Growing renewable energy plants on agricultural land and its further energy usage presents a significant importance for implementing long-term strategy of Slovakia in the area of acquisition and use of renewable energy sources (RES). Renewable energy plants together fulfil the objectives of Europe 2020 strategy and contributes to diversification of energy resources. The paper draws on the EU and national legislation regulating RES. Directive 2009/28/EC of the European parliament and of the Council of 23 April 2009 on the promotion of the use of energy from renewable sources and amending and subsequently repealing Directives 2001/77/EC and 2003/30/EC are analysed. Broadly, the topic of the renewable energy resources is integrated in Rural Development Program 2014 - 2020. More specifically, Biomass Action Plan 2008- 2013, Strategy of higher use of the renewable energy resources in Slovakia and Strategy of energy security of Slovakia till 2030 have been adopted. Sustainable use of agricultural land, its management and use, as well as the protection of its quality and functions are regulated by Act No. 220/2004 Coll. on the protection and use of agricultural land and amending the Act no. 245/2003 Coll. on integrated prevention and control of environmental pollution and amending certain acts as amended which came into the force 1. May 2004. Act. No. 57/2013 Coll. with is in effect from 1 April 2013, establishes the principles and procedure for the establishment of plantations of fast-growing trees on agricultural land.
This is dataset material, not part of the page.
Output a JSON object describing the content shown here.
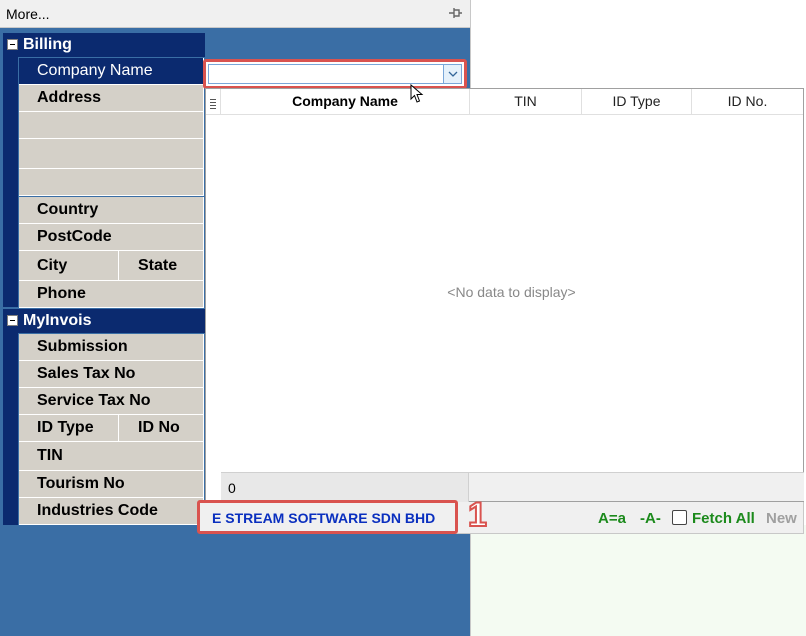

Slovak legislation introduced a register for fast-growing trees in Slovak territories at each district office, Land and Forest Department in Slovakia (72). The survey at registers shows that this legislation promoted the farmers to start to use marginal land for fast-growing trees.